Most of the scrap China consumes is generated domestically. “While it’s already a very important overseas market,” Pickard says, “The potential for growth is quite large. As the lower costs and environmental benefits associated with scrap consumption become more important, their scrap intake as a percentage of total production will likely increase.”
Global steel production fell by 2.4 percent from October to September 2011 as year-to-date gains started to slow, according to Spoores’ “Leading Steel Indicators.” China, in particular, experienced slower production, which fell 6.7 percent to an annualized rate of 644 million metric tons from 690 million metric tons in September 2011 and 729 million metric tons in June. According to the report, slower economic growth in China is apparent when reviewing the country’s steel production figures.
In the short-term, Pickard believes Southeast Asia will be more dynamic. In the long-term, Pickard looks toward other developing regions including South America, “which isn’t currently a big scrap consumer. Even though a lot of manufacturing bases have shifted to Asia from the West, the developed economies are still huge consumers of scrap, and I wouldn’t discount the potential for demand growth in the U.S. and Europe,” he says.
Weitsman believes government regulation, fuel pricing and environmental regulations, including a stronger shopping season, are potential challenges ahead. The year-end shopping season is stronger, which may indicate consumer sentiment may be growing stronger, a positive factor from an economic perspective, Weitsman says.

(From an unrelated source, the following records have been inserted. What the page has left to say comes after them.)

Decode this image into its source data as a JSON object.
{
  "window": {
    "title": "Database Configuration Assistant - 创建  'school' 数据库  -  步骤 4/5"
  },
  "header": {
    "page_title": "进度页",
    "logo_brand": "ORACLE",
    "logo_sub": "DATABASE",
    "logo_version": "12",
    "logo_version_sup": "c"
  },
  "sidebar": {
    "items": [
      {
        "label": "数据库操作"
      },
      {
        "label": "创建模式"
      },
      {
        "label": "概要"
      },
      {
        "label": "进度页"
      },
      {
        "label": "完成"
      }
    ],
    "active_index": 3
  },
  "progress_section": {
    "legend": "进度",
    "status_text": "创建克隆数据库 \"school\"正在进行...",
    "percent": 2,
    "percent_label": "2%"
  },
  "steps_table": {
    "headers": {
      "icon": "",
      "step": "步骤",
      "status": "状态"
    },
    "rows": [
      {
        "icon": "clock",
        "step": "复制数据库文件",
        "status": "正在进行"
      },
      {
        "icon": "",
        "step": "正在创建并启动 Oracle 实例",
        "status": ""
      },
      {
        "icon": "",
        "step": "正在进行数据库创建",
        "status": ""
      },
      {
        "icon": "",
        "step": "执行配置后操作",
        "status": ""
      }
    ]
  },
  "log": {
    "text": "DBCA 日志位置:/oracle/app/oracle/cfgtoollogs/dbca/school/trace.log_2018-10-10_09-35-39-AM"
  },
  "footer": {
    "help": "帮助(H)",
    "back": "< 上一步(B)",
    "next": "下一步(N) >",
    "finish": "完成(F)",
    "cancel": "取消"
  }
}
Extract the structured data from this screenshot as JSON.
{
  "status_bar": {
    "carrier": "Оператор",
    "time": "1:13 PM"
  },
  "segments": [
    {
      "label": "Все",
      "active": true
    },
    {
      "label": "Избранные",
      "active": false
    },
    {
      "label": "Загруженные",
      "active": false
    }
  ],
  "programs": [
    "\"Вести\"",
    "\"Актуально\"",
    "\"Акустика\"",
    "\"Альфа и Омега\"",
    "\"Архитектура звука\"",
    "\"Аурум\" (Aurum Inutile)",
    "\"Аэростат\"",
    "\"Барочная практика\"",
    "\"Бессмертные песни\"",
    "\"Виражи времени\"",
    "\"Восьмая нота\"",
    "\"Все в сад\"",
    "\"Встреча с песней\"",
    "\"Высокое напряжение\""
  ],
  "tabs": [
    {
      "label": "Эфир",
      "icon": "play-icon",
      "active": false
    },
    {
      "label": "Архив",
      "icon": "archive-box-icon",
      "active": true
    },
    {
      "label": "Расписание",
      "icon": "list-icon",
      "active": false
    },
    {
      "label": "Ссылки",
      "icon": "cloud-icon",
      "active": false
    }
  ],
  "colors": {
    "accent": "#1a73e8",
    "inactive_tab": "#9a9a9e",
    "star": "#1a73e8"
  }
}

The domestic manufacturing industry has been and continues to recover from the recession and “keeping markets open overseas remains key to that recovery,” Pickard says. “We at ISRI stress the importance of free and fair trade and are strongly opposed to export restrictions.” MM